6. public revenue 7.quid pro quo
8. canons of taxation
9. shifting of the incidence
10. digressive
11. b
12. e 13. a 14. c 14. d
16. Compulsory contribution
17. value added tax
18. uniform tax rate
19. balanced and unbalanced budget
20. borrowing from the public.
270

Figpre 5.6
Long Period

Price p

s
01

Qz

Q3

Quantity

SMP- supply curve of the market period


~P

-supply curve of the short period

SLP

-supply curve of the long period

113

CORRECTED PAGES
(MAY 2016)

ANSWER
CHAPTER 1
I.
II.
III.
IV.

1) c
2) d
6) small
7)utilities
11) c
12) e
16) political economy
18) Deductive method
20) nominal income

3) a
4) c
5) c
8) barter 9) Social 10) ocean
13) d
14) a
15) b
17) Statistics, mathematics, economics
19) air, sunshine

CHAPTER 2
I.
II.

III.
IV.

1) d 2) a
3) d
4) b
5) a
6) customs and Traditions
7) Price Mechanism
8) Transformation / production posibility frontier
9) Social/collective welfare
10) Private and Public
11) d 12) a 13) e 14) b 15) c
16) Yes 17) Profit Motive 18) Depression
19) China and Cuba 20) Yes

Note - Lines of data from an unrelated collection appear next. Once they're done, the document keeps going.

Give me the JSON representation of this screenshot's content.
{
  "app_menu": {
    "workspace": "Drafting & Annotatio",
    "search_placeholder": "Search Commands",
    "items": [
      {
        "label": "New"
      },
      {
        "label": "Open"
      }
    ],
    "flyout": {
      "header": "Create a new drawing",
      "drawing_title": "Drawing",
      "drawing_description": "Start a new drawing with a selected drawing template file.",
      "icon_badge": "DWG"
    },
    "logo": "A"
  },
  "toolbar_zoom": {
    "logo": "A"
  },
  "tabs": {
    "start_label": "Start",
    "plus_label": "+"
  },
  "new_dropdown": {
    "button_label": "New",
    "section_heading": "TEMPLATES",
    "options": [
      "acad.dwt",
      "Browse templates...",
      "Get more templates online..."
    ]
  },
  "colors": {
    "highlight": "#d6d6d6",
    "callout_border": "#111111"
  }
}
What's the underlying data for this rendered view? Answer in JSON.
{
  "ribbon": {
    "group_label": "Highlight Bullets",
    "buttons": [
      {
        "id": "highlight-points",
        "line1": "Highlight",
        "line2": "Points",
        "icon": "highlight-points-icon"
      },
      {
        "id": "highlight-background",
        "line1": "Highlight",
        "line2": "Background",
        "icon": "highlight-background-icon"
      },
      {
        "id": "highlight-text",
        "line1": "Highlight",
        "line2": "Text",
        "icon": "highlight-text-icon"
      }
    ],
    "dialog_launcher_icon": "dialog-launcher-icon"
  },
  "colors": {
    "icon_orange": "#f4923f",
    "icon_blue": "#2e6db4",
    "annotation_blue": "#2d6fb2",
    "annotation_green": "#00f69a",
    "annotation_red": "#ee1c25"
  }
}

I.

1) b

II.

6) Consumption 7) Competitive and complementary


8) Cardinal utility analysis 9) Maximum 10) Convex
11) d 12) a 13) b
14) e
15) c
16) Want satisfying power
17) Gossens second law
18) Locus of different combinations of two commodities
19) It is a group of indifference curves for two commodities
20) Price - ratio line

III.
IV.

2) c

CHAPTER 3
3) b
4) d
5) a

267